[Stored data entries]
------------------------------------------------------------
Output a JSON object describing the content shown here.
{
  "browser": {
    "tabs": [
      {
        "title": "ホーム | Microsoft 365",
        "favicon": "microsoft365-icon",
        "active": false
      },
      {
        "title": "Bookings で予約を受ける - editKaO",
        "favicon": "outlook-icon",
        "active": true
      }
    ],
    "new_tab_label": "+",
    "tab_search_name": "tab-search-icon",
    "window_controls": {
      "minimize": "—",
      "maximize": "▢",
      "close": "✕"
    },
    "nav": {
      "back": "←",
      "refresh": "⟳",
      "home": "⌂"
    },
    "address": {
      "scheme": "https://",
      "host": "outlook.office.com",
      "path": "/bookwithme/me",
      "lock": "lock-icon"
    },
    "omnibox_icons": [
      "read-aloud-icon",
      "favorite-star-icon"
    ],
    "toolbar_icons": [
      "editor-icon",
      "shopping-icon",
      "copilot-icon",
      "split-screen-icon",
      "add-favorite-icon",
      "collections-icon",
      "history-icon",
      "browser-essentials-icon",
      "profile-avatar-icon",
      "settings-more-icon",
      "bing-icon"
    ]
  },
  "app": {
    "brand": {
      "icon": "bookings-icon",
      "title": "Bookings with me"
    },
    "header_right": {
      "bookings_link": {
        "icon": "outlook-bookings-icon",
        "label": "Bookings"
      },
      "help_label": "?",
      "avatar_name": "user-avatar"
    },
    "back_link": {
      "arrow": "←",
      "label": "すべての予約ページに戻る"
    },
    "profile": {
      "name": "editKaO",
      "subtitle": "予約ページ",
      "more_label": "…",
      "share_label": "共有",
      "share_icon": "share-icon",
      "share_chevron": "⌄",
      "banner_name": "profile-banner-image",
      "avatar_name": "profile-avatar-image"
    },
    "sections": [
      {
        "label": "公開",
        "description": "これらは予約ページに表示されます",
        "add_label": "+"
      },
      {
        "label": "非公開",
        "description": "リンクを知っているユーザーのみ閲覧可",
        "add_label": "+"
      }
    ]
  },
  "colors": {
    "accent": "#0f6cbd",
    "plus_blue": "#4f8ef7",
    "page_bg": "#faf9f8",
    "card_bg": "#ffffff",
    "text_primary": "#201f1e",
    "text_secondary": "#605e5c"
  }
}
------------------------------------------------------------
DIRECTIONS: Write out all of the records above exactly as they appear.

RESULT:
Output a JSON object describing the content shown here.
{
  "browser": {
    "tabs": [
      {
        "title": "ホーム | Microsoft 365",
        "favicon": "microsoft365-icon",
        "active": false
      },
      {
        "title": "Bookings で予約を受ける - editKaO",
        "favicon": "outlook-icon",
        "active": true
      }
    ],
    "new_tab_label": "+",
    "tab_search_name": "tab-search-icon",
    "window_controls": {
      "minimize": "—",
      "maximize": "▢",
      "close": "✕"
    },
    "nav": {
      "back": "←",
      "refresh": "⟳",
      "home": "⌂"
    },
    "address": {
      "scheme": "https://",
      "host": "outlook.office.com",
      "path": "/bookwithme/me",
      "lock": "lock-icon"
    },
    "omnibox_icons": [
      "read-aloud-icon",
      "favorite-star-icon"
    ],
    "toolbar_icons": [
      "editor-icon",
      "shopping-icon",
      "copilot-icon",
      "split-screen-icon",
      "add-favorite-icon",
      "collections-icon",
      "history-icon",
      "browser-essentials-icon",
      "profile-avatar-icon",
      "settings-more-icon",
      "bing-icon"
    ]
  },
  "app": {
    "brand": {
      "icon": "bookings-icon",
      "title": "Bookings with me"
    },
    "header_right": {
      "bookings_link": {
        "icon": "outlook-bookings-icon",
        "label": "Bookings"
      },
      "help_label": "?",
      "avatar_name": "user-avatar"
    },
    "back_link": {
      "arrow": "←",
      "label": "すべての予約ページに戻る"
    },
    "profile": {
      "name": "editKaO",
      "subtitle": "予約ページ",
      "more_label": "…",
      "share_label": "共有",
      "share_icon": "share-icon",
      "share_chevron": "⌄",
      "banner_name": "profile-banner-image",
      "avatar_name": "profile-avatar-image"
    },
    "sections": [
      {
        "label": "公開",
        "description": "これらは予約ページに表示されます",
        "add_label": "+"
      },
      {
        "label": "非公開",
        "description": "リンクを知っているユーザーのみ閲覧可",
        "add_label": "+"
      }
    ]
  },
  "colors": {
    "accent": "#0f6cbd",
    "plus_blue": "#4f8ef7",
    "page_bg": "#faf9f8",
    "card_bg": "#ffffff",
    "text_primary": "#201f1e",
    "text_secondary": "#605e5c"
  }
}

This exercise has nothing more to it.